They’ve also got a 24/7 music channels running which is segmented into genres/eras and timeslots and everyone in your timezone will be playing those exact same songs at the exact same time. For example: you may jump in 10 minutes into the pop-punk slot, halfway through a Green Day song, then 20 minutes later, an hour of heavy metal will be playable. All completely free and unlimited; no plays needed. You can unlock more channels and groups of songs as you level up too. Very neat idea.

Guitar Hero Live_GHTV_Broken Bells_004

The only things I wish could be improved are a larger list of songs (though, they’ve said they’ll add more later on). I’m someone who only enjoys playing the songs I know, so it limits me to around 15 I want to play.


The last new feature of Guitar Hero Live is the brand new guitar model they give you to play with. The buttons are 3 on the top and bottom of the neck rather than 5 along the neck and, as gimmicky as it sounds, it really does make you feel a bit more like a guitarist (sorry to all the guitarists out there). Throughout the game, they make proper use of these buttons, the black top row pointing upwards, the white bottom row pointing downwards, a square with a split using both ‘strings’, and just a strum bar.


At first, after only recently playing previous GH titles, it was real difficult getting used to the buttons as my pinky finger didn’t know where to sit, but if you follow the game’s tutorial, you’ll get the hang of it pretty quick.

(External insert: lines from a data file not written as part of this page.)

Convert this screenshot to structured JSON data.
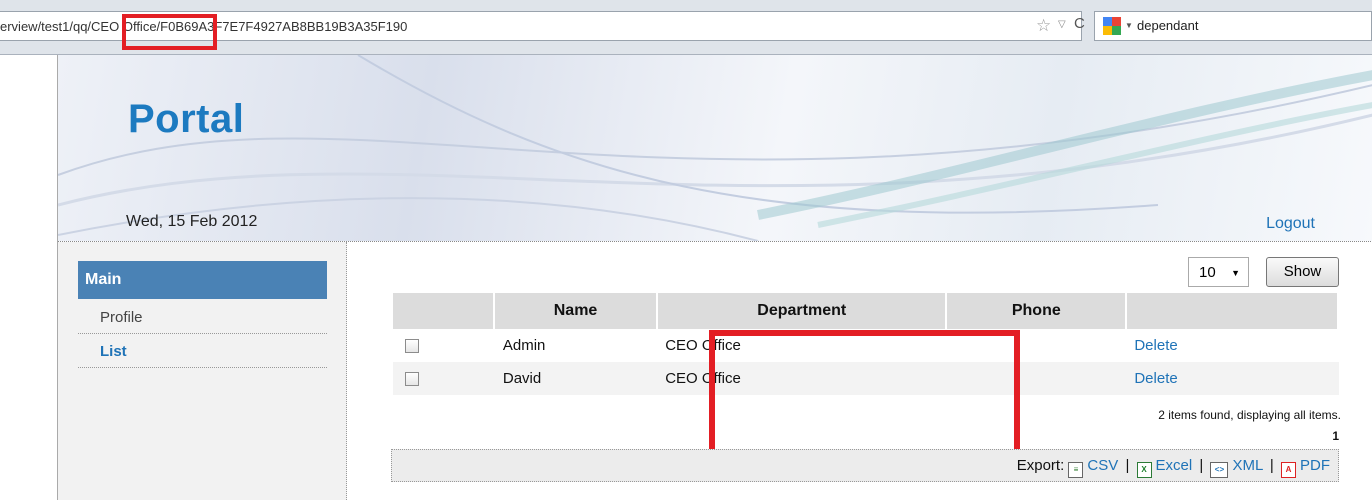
{
  "browser": {
    "url": "erview/test1/qq/CEO Office/F0B69A3F7E7F4927AB8BB19B3A35F190",
    "search_text": "dependant",
    "icons": [
      "star-icon",
      "dropdown-icon",
      "reload-icon",
      "search-engine-icon"
    ]
  },
  "header": {
    "logo": "Portal",
    "date": "Wed, 15 Feb 2012",
    "logout": "Logout"
  },
  "sidebar": {
    "heading": "Main",
    "items": [
      {
        "label": "Profile"
      },
      {
        "label": "List"
      }
    ]
  },
  "main": {
    "page_size": "10",
    "show_label": "Show",
    "columns": [
      "",
      "Name",
      "Department",
      "Phone",
      ""
    ],
    "rows": [
      {
        "name": "Admin",
        "department": "CEO Office",
        "phone": "",
        "action": "Delete"
      },
      {
        "name": "David",
        "department": "CEO Office",
        "phone": "",
        "action": "Delete"
      }
    ],
    "count_text": "2 items found, displaying all items.",
    "page_number": "1",
    "export": {
      "label": "Export:",
      "csv": "CSV",
      "excel": "Excel",
      "xml": "XML",
      "pdf": "PDF"
    }
  },
  "colors": {
    "highlight": "#e31e24",
    "link": "#1f73b7",
    "menu_head": "#4a82b5",
    "logo": "#1c7ac0"
  }
}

As the difficulties go up, they throw in much more tricky moves, rather than just a button further down the neck. As much as I felt I was competent with the ‘regular’ difficulty, ‘advanced’ throws you many curve balls, not just with speed but with the needed maneuverability of your fingers up and down rather than just using fingers that aren’t used on real guitar anyway. And here’s a tip from me: sometimes, your fingers just won’t listen to your brain. In that case, put the game down and just walk away for a while.

This isn’t exclusive to the ‘TV’ version, but the notes on the highway start too abruptly. Previous versions counted you in to the song’s beginning then started the notes at the end of the highway, yet this version just starts mid way down all of a sudden and I kept on missing the first several notes because I wasn’t ready.

Twitter @TheLaurenMcLean

Lauren's been at OK Games since the beginning, She's a passionate Xbox supporter even though she began her gaming with Nintendo and PlayStation. She loves her Bioshock Infinite influenced cat, Booker DeKatt, as well as complaining about things that don't need to be complained about.